Trade talks have been on a roller coaster since late May, when negotiations broke down. The U.S. said China backed down on a pledge to make structural changes, such as legal measures to protect intellectual property, while Beijing said it wanted the U.S. to remove existing tariffs before committing to an accord.
In recent weeks, negotiators have been working on a more limited deal that would have China agreeing to buy more U.S. farm products and the U.S. agreeing to ease off restrictions on China's Huawei Telecommunications Co.
In Shanghai last month, however, negotiators failed to conclude even a partial deal. That prompted Mr. Trump on Aug. 1 to threaten a new round of tariffs, followed by Beijing's decision to let its currency depreciate in value, which makes its exports less expensive, and to suspend purchases of U.S. farm products.
Mr. Trump's senior advisers, with the exception of trade adviser Peter Navarro, had all counseled the president against escalating the tariffs.
Many business groups and lawmakers remain critical of Mr. Trump's tariffs and the whiplash resulting from U.S.-China trade relations lurching between reprieves and escalations.
Democratic Sen. Ron Wyden of Oregon called Mr. Trump's tariff policy incoherent, and said it was "hitting American pocketbooks without changing China's behavior."
Gary Shapiro, the chief executive of the Consumer Technology Association, said his group appreciated the administration's decision to delay some tariffs. "But the uncertainty and volatility of policy based on tariffs is bad for American businesses and is bad for workers, families and the U.S. economy," Mr. Shapiro said.
Myron Brilliant, the head of international affairs at the U.S. Chamber of Commerce, which has fought the Trump administration on tariffs, said the U.S. pullback increases chances that a limited deal could be reached on U.S. farm products and Huawei. "It gives both sides more breathing room," Mr. Brilliant said, "as they look to get back on track."
Hopes that China could resume buying U.S. crops boosted shares of ethanol makers such as Green Plains Inc., which had banked heavily on Chinese demand for the corn-based fuel additive. Its shares were up nearly 5%.
Apple Inc. also saw shares rise more than 4%, since the decision means its iPhones made in China will be spared tariffs until at least December. Apple was among the companies that registered official complaints against the tariffs.
The U.S. currently imposes tariffs of 25% on Chinese imports, largely on items used by businesses.
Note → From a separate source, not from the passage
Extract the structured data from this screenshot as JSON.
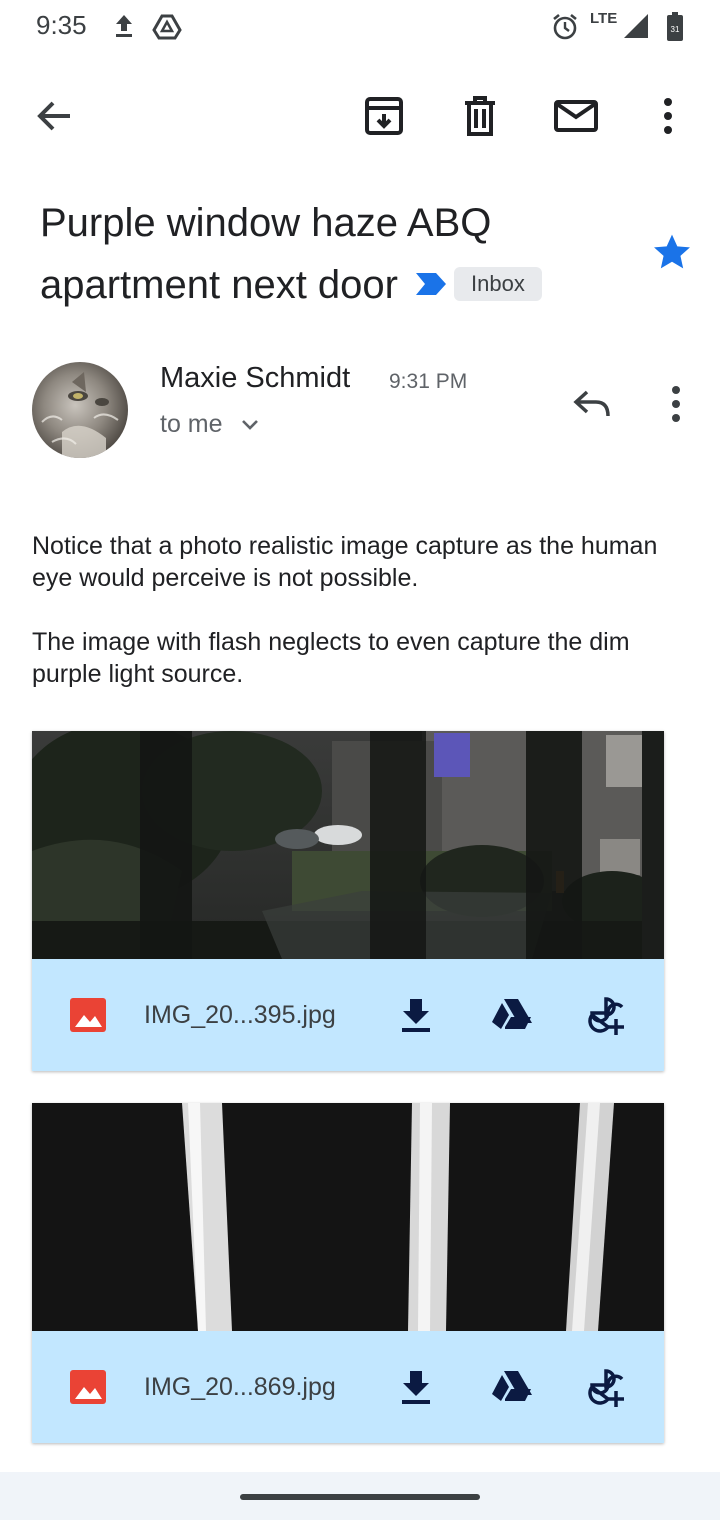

Mr. Trump has characterized those tariffs as a penalty on China, but they are paid by importers in the U.S.
The new tariffs, which are now being scaled back, have been described by the Trump administration as affecting about $300 billion in goods. But actual trade in 2018 in the items affected by the tariffs was somewhat lower -- closer to $267 billion -- according to Wall Street Journal calculations.
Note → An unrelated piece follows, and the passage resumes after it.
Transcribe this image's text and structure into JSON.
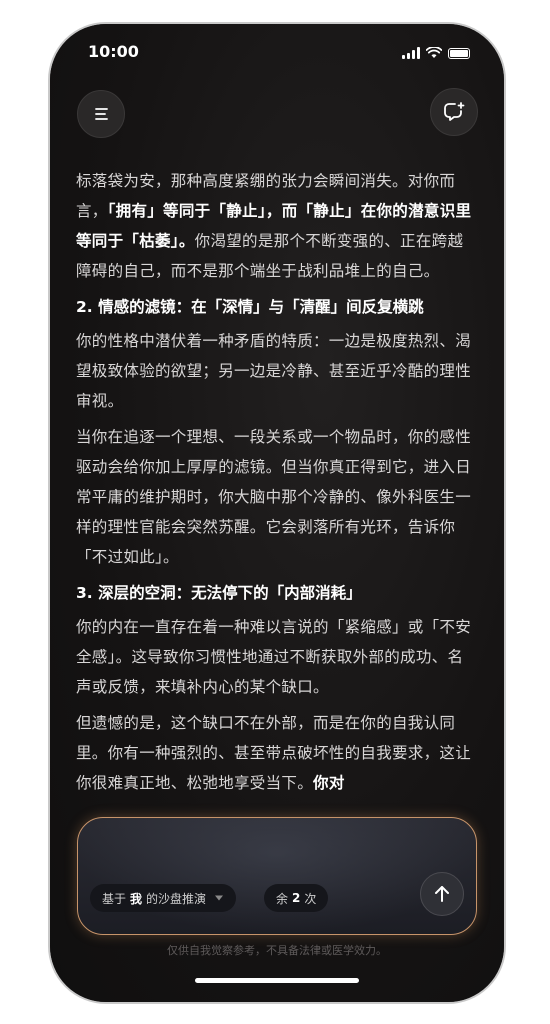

Not all consumer items will avoid the tariffs until December. In many categories of goods, some items will avoid higher duties while others won't. For example, tariffs on about $13.7 billion of fabrics and apparel were postponed until the end of the year, but tariffs will still move forward on about $39 billion of such items.
Tariffs will be postponed for about $22 billion of toys, games and sports equipment until December, but still hit about $5 billion of such items in September.
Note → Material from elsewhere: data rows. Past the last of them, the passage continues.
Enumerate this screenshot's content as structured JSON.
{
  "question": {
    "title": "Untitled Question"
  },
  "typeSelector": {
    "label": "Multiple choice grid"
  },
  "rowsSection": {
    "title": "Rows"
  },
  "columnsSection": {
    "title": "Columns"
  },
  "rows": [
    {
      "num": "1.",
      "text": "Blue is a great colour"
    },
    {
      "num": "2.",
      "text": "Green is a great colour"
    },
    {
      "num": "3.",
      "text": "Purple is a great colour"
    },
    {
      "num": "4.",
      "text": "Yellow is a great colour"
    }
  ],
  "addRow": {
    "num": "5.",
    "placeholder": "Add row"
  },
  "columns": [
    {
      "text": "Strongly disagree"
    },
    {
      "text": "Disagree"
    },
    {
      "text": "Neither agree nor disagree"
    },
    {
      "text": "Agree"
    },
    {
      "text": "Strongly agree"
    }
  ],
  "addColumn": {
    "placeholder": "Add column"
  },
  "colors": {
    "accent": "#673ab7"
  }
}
--Anthony DeBarros contributed to this article.
Write to Josh Zumbrun at Josh.Zumbrun@wsj.com, Vivian Salama at firstname.lastname@example.org and Alex Leary at email@example.com
Corrections & Amplifications
This story was corrected August 14, 2019 to fix the misstated amount of the 2018 import value of Chinese goods subject to U.S. tariffs set to take effect on Sept. 1. It is about $111 billion, and the total 2018 value of those items plus those with tariffs deferred to Dec. 15 is about $267 billion. This originally incorrectly stated the Sept. 1 value as about $107 billion in the 4th paragraph and the total value as about $262 billion in the 22nd paragraph.
(END) Dow Jones Newswires
August 13, 2019 17:58 ET (21:58 GMT)Copyright (c) 2019 Dow Jones & Company, Inc.